Volume Twenty-Two (2000): Summaries

David Mills

‘The “Now” of “Then”’
METh 22 (2000) 3–12.


The paper addresses attitudes to the past in the play-cycles. Cycles such as York, like medieval literary texts, re-create the past in the image of the present, using ‘anachronism’. In contrast, Chester emphasises the ‘pastness’ of both its biblical material and the cycle itself in relation to present beliefs and expectations. Its Antichrist play, with its contemporary allusions and insistence upon faith and the sacraments, exemplifies Chester's transformation of the medieval cycle play into something akin to a history play.   

Pamela M. King

‘The York Plays and the Feast of Corpus Christi: a Reconsideration.’
METh 22 (2000) 13-32.

Janette Dillon

‘Performance Time: Suggestions for a Methodology of Analysis.’
METh 22 (2000) 33-51.

Greg Walker

‘“Fail Nocht to Teme your Bleddir”: Passing Time in Sir David Lindsay’s Ane Satyre of the Thrie Estaitis
METh 22 (2000) 52–58.


The text and banns of Lindsay’s Satyre stress the practical implications of the play’s long duration, enjoining spectators to attend carefully to the filling and emptying of their bladders. It is also concerned with different timeframes: immediate, historical, and eschatological. This paper teases out the treatment of these timeframes, and the interrelated motifs of communal drinking, drunkenness, and urination.   

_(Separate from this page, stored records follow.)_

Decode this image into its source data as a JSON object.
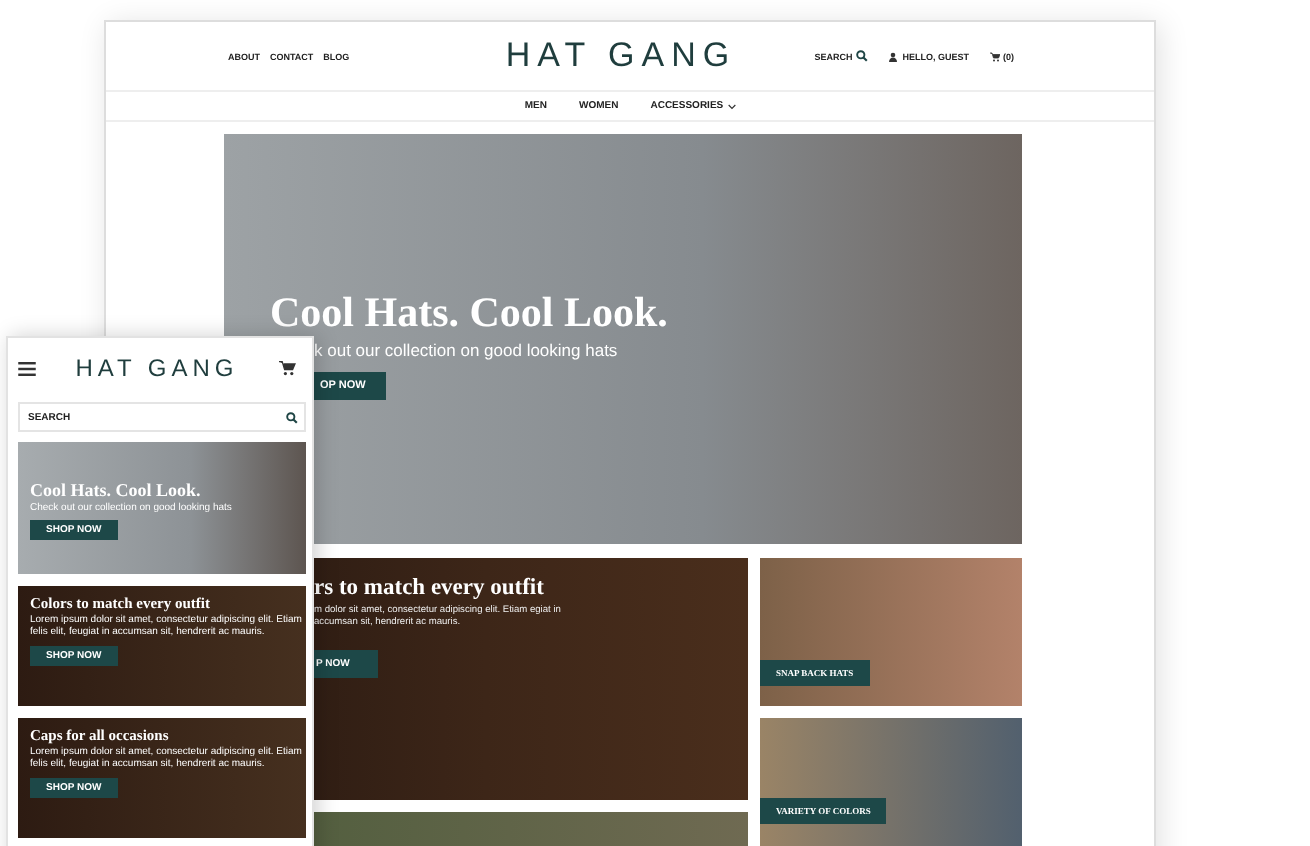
{
  "desktop": {
    "top_links": [
      "ABOUT",
      "CONTACT",
      "BLOG"
    ],
    "logo": "HAT GANG",
    "search_label": "SEARCH",
    "account_label": "HELLO, GUEST",
    "cart_count": "(0)",
    "nav": [
      {
        "label": "MEN",
        "kind": "link"
      },
      {
        "label": "WOMEN",
        "kind": "link"
      },
      {
        "label": "ACCESSORIES",
        "kind": "dropdown"
      }
    ],
    "hero": {
      "title": "Cool Hats. Cool Look.",
      "subtitle": "k out our collection on good looking hats",
      "button": "OP NOW"
    },
    "promo": {
      "title": "rs to match every outfit",
      "text": "m dolor sit amet, consectetur adipiscing elit. Etiam egiat in accumsan sit, hendrerit ac mauris.",
      "button": "P NOW"
    },
    "tiles": [
      {
        "label": "SNAP BACK HATS"
      },
      {
        "label": "VARIETY OF COLORS"
      }
    ]
  },
  "mobile": {
    "logo": "HAT GANG",
    "search_placeholder": "SEARCH",
    "cards": [
      {
        "kind": "hero",
        "title": "Cool Hats. Cool Look.",
        "text": "Check out our collection on good looking hats",
        "button": "SHOP NOW"
      },
      {
        "kind": "promo",
        "title": "Colors to match every outfit",
        "text": "Lorem ipsum dolor sit amet, consectetur adipiscing elit. Etiam felis elit, feugiat in accumsan sit, hendrerit ac mauris.",
        "button": "SHOP NOW"
      },
      {
        "kind": "promo",
        "title": "Caps for all occasions",
        "text": "Lorem ipsum dolor sit amet, consectetur adipiscing elit. Etiam felis elit, feugiat in accumsan sit, hendrerit ac mauris.",
        "button": "SHOP NOW"
      }
    ]
  }
}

Yoshimichi Suematsu

‘A Report on the Children’s Kabuki in Tonami and Komatsu, Japan.’
METh 22 (2000) 59-69.

Thomas Pettitt

‘“This Man is Pyramus”: A Pre-history of the English Mummers’ Plays.’
METh 22 (2000) 70-99.

Joanna Mattingly

‘Lollards Stop Play? a Curious Case of Non-Performance in 1505.’
METh 22 (2000) 100-111.

Paulette Marty

‘The Coventry Hock Tuesday Play: Its Origin and Relationship to Hocktid.’
METh 22 (2000) 112-126.

Eila Williamson

‘Drama and Entertainment in Peebles in the Fifteenth and Sixteenth Centuries’
METh 22 (2000) 127–144.


This article examines drama and entertainment in Peebles as evidenced by the fifteenth and sixteenth century burgh records together with literary evidence.  Particular focus is directed to the career of John Morchoson, 'abbot of unrest', and to the poem 'Peblis to the Play'.   

Sarah Carpenter & Graham Runnalls

‘The Entertainments at the Marriage of Mary Queen of Scots and the French Dauphin François, 1558: Paris and Edinburgh.’
METh 22 (2000) 145-161.

  Volume 22     Volume Index  

Top of the page.
© Meg Twycross 2016